If there is a sure means of getting the attention of Nigerians, it is any money doubling scheme. Nigerians have shown time and again that they have a high appetite for high-risk, high-returns investment, regardless of the lack of a business model inherent in most of these schemes. Coupled with the continent-high population and sub-optimal economic conditions, most of the founders of Ponzi schemes introduce them to Nigeria as quickly as possible. As a result, over time, Nigerians have lost significant sums to them. These 4 Ponzis are some of the most popular.
Back in 2007, this was the rave of the town especially in South-West Nigeria. With investment as low as N5000 back then, potential investors were promised rewards as high as 100% of their investment within two weeks of investment. The scheme received popular following despite the warnings from the Securities and Exchange Commission (SEC) and the Central Bank of Nigeria (CBN). According to a source, Nigerians lost about N1.93 billion to Pennywise alone between 2006 and 2008. The present value of that amount becomes mind-boggling if the forex issues that have happened since then are taken into account.
Nospectco Oil and Gas

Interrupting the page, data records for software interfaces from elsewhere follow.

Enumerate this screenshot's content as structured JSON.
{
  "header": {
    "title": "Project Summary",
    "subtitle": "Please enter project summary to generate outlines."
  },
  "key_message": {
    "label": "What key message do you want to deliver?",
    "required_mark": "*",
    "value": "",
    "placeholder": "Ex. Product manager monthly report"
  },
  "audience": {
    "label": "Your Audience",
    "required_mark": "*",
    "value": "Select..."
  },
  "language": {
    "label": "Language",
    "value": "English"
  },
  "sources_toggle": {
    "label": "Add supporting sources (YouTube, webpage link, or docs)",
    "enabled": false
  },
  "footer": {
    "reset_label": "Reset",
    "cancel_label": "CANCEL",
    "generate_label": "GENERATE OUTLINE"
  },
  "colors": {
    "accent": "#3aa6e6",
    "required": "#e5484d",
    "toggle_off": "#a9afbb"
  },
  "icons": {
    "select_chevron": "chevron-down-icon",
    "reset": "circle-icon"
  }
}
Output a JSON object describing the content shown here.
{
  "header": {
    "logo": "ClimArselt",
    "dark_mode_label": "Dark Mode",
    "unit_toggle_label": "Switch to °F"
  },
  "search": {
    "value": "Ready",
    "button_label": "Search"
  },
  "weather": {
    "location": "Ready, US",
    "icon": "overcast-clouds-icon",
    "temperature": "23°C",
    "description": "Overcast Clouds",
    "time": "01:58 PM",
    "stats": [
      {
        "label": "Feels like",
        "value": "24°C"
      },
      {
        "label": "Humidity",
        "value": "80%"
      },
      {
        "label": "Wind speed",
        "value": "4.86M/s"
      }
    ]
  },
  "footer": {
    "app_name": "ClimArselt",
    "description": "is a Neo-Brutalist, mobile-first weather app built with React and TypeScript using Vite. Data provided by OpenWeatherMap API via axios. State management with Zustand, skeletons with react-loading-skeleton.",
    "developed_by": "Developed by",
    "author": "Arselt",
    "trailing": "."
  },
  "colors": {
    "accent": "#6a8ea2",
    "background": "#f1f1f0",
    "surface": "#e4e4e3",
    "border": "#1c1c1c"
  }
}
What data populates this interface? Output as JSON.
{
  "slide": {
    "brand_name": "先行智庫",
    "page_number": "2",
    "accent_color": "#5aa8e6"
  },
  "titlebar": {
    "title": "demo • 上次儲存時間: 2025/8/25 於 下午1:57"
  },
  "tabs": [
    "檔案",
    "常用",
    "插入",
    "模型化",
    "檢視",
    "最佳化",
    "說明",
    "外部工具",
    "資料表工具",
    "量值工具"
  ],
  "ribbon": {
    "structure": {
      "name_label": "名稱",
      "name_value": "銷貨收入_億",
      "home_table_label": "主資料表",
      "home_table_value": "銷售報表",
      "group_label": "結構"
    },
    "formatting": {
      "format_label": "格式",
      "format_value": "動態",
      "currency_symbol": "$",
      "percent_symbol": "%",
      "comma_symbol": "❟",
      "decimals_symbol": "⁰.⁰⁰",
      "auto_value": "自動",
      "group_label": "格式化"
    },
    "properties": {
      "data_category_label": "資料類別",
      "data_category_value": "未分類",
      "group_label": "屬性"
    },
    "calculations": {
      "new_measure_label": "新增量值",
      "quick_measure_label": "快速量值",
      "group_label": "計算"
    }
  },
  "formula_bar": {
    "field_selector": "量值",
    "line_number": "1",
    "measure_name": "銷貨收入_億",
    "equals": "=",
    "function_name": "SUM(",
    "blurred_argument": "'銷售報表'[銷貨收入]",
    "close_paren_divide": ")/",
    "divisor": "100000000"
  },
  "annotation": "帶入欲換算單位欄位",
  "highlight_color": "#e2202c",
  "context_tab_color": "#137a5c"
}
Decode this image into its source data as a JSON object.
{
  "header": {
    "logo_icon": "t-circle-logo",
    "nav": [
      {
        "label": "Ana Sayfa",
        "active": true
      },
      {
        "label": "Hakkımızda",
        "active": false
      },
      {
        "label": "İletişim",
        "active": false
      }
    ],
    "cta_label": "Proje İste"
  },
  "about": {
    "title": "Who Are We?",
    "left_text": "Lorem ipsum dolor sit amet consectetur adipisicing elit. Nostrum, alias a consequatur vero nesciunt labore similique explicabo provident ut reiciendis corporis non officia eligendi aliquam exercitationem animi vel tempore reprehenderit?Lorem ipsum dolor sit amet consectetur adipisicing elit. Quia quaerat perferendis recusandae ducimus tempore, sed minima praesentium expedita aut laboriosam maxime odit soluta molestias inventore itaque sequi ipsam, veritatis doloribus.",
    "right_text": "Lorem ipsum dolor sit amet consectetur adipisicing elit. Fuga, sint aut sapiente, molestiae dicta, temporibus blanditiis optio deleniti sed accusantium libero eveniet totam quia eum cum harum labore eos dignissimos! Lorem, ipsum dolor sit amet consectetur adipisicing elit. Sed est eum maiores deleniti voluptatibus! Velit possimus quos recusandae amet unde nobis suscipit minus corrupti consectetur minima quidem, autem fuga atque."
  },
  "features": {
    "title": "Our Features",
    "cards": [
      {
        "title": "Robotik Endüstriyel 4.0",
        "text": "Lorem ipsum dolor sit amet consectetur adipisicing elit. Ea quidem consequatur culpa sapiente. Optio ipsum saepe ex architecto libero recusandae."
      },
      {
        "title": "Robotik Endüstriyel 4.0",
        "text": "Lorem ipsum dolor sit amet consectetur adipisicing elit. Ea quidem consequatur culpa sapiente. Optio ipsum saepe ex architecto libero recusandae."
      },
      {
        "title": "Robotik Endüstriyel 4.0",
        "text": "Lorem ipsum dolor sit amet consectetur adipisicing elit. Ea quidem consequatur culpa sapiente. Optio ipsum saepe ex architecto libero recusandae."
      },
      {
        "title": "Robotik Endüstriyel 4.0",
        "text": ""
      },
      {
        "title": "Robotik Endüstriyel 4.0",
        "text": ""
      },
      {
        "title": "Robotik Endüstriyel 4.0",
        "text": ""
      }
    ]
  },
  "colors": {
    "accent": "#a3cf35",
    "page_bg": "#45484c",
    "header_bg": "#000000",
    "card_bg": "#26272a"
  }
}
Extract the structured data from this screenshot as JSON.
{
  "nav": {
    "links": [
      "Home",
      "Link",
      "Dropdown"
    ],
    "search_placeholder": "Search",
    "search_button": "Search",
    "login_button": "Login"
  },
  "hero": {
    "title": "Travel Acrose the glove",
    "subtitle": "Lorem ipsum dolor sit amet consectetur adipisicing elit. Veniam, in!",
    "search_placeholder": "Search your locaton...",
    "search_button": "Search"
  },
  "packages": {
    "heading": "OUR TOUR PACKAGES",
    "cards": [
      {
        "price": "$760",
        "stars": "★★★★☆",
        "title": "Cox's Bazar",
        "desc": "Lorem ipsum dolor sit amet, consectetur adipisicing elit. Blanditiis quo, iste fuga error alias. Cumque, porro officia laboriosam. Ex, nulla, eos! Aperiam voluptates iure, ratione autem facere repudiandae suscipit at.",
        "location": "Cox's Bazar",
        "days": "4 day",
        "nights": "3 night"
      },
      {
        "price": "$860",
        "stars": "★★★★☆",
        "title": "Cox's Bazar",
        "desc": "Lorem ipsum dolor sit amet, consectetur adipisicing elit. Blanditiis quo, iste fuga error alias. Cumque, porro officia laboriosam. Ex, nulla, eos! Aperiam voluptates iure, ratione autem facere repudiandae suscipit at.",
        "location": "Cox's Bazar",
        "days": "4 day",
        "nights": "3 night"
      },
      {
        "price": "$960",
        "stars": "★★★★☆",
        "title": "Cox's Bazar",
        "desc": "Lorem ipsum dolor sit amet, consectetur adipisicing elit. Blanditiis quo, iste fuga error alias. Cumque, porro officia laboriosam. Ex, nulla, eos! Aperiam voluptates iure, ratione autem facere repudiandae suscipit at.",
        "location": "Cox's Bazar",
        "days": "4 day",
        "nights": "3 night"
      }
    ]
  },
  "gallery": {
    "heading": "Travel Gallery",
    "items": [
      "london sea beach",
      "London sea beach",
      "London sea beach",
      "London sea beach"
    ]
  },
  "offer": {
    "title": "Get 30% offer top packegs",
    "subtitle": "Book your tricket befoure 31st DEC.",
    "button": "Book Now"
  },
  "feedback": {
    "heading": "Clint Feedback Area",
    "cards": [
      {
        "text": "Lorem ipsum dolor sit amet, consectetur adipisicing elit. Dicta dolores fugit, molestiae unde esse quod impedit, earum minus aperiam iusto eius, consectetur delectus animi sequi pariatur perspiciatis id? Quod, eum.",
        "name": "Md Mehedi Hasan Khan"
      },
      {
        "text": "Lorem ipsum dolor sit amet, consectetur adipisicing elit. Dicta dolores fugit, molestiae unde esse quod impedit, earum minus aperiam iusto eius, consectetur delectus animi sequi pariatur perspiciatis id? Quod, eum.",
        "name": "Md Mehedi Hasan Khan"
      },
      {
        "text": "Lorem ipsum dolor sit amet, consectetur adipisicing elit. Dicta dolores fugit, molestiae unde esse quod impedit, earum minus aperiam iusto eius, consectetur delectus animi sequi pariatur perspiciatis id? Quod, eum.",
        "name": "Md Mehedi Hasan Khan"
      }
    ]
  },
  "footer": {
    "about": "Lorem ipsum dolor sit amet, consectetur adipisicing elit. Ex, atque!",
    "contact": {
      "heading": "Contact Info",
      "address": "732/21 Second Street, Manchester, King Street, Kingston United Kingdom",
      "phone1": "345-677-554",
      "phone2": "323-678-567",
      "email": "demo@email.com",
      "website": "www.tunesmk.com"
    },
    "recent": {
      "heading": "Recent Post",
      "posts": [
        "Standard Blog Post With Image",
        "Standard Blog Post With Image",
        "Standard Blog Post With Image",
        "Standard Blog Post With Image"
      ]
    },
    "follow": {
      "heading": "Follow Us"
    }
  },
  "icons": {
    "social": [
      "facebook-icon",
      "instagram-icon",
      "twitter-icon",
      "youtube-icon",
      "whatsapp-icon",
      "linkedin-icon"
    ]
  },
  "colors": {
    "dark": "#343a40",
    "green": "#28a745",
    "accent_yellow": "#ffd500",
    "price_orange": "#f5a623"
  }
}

Another wonder bank, this time disguising as an oil and gas investment, Nospectco became popular in 2005. Several Nigerians saw it as an opportunity to reap a big share from the country’s natural resources. However, it all proved to be a sham but the CBN and the SEC were quick to drag the founders to court. At its peak, Nospectco Oil and Gas was responsible for about N49 billion in lost funds, according to the CBN. Most of these claims were never settled.
A new generation Ponzi, Ultimate cycler was one of the most popular Ponzi schemes for 2016. It was set up by a network marketer, who went by the name Peter Wolfing. The scheme required members to pay N12,500 after which they would have another 4 new membes placed under them to provide N37,500 as reward. Members were encouraged to bring other people into the scheme to ensure its continuity. As with all things of such nature, the scheme has practically packed up. Data on the amount lost to Ultimate Cycler is scanty as its competitor, MMM, got all the attention.
Speaking of MMM, Mavrodi Mondial Movement, Ponzis in Nigeria does not get bigger. If you were not engaged in the scheme in 2016, you were not considered a Nigerian. The scheme had no restrictions on the amount to be invested and sourcing additional people was not compulsory to receive a 30% reward. The scheme became so popular that banking on Tuesdays and Thursdays became a headache for Nigerians not involved in the scheme. As usual, Nigerians ignored several warnings from the CBN and the SEC. MMM’a crash is now an open secret. The CBN gave an estimated loss of N12 billion to Ponzis in 2016. You can be sure that MMM is responsible for more than half of that sum.